• Supplied entries:
▼
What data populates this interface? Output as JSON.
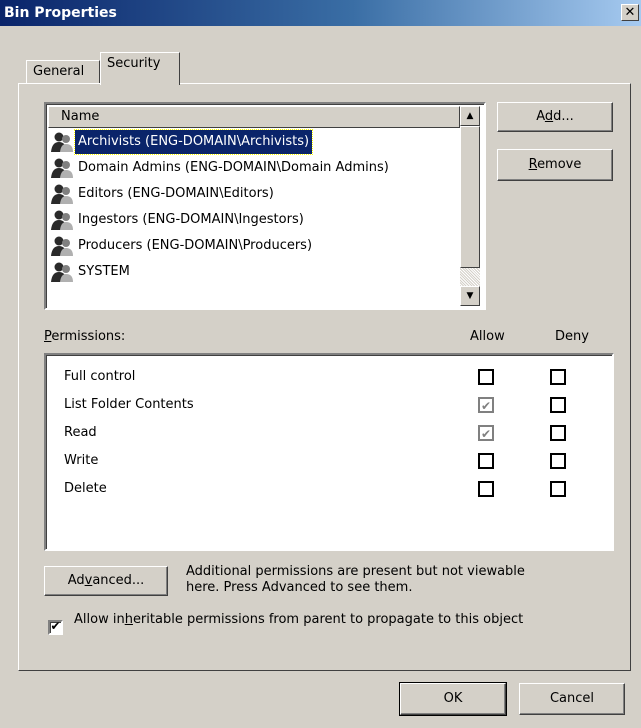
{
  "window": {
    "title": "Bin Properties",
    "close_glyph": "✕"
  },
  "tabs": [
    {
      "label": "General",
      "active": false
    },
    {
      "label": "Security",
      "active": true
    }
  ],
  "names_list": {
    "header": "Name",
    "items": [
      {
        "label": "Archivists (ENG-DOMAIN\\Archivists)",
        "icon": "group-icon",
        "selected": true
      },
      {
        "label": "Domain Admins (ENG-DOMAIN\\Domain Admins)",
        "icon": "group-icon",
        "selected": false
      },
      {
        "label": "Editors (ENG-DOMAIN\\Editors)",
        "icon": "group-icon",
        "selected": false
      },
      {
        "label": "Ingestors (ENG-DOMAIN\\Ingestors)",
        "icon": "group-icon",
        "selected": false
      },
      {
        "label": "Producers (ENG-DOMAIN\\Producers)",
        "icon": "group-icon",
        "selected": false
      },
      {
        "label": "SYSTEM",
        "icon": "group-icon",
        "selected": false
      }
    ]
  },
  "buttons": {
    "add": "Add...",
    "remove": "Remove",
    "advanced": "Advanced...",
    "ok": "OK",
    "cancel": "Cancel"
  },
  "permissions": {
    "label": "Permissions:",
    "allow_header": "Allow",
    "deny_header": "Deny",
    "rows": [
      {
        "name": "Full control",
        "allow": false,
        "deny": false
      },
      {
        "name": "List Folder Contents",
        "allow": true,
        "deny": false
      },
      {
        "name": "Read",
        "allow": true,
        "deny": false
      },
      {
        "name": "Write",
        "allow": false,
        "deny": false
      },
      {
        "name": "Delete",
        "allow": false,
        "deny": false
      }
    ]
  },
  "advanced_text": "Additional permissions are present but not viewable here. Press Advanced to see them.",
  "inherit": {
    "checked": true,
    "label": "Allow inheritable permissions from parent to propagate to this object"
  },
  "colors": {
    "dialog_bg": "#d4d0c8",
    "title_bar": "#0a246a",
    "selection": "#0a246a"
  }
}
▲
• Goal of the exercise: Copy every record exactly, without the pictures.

• Solution for this task:
What data populates this interface? Output as JSON.
{
  "window": {
    "title": "Bin Properties",
    "close_glyph": "✕"
  },
  "tabs": [
    {
      "label": "General",
      "active": false
    },
    {
      "label": "Security",
      "active": true
    }
  ],
  "names_list": {
    "header": "Name",
    "items": [
      {
        "label": "Archivists (ENG-DOMAIN\\Archivists)",
        "icon": "group-icon",
        "selected": true
      },
      {
        "label": "Domain Admins (ENG-DOMAIN\\Domain Admins)",
        "icon": "group-icon",
        "selected": false
      },
      {
        "label": "Editors (ENG-DOMAIN\\Editors)",
        "icon": "group-icon",
        "selected": false
      },
      {
        "label": "Ingestors (ENG-DOMAIN\\Ingestors)",
        "icon": "group-icon",
        "selected": false
      },
      {
        "label": "Producers (ENG-DOMAIN\\Producers)",
        "icon": "group-icon",
        "selected": false
      },
      {
        "label": "SYSTEM",
        "icon": "group-icon",
        "selected": false
      }
    ]
  },
  "buttons": {
    "add": "Add...",
    "remove": "Remove",
    "advanced": "Advanced...",
    "ok": "OK",
    "cancel": "Cancel"
  },
  "permissions": {
    "label": "Permissions:",
    "allow_header": "Allow",
    "deny_header": "Deny",
    "rows": [
      {
        "name": "Full control",
        "allow": false,
        "deny": false
      },
      {
        "name": "List Folder Contents",
        "allow": true,
        "deny": false
      },
      {
        "name": "Read",
        "allow": true,
        "deny": false
      },
      {
        "name": "Write",
        "allow": false,
        "deny": false
      },
      {
        "name": "Delete",
        "allow": false,
        "deny": false
      }
    ]
  },
  "advanced_text": "Additional permissions are present but not viewable here. Press Advanced to see them.",
  "inherit": {
    "checked": true,
    "label": "Allow inheritable permissions from parent to propagate to this object"
  },
  "colors": {
    "dialog_bg": "#d4d0c8",
    "title_bar": "#0a246a",
    "selection": "#0a246a"
  }
}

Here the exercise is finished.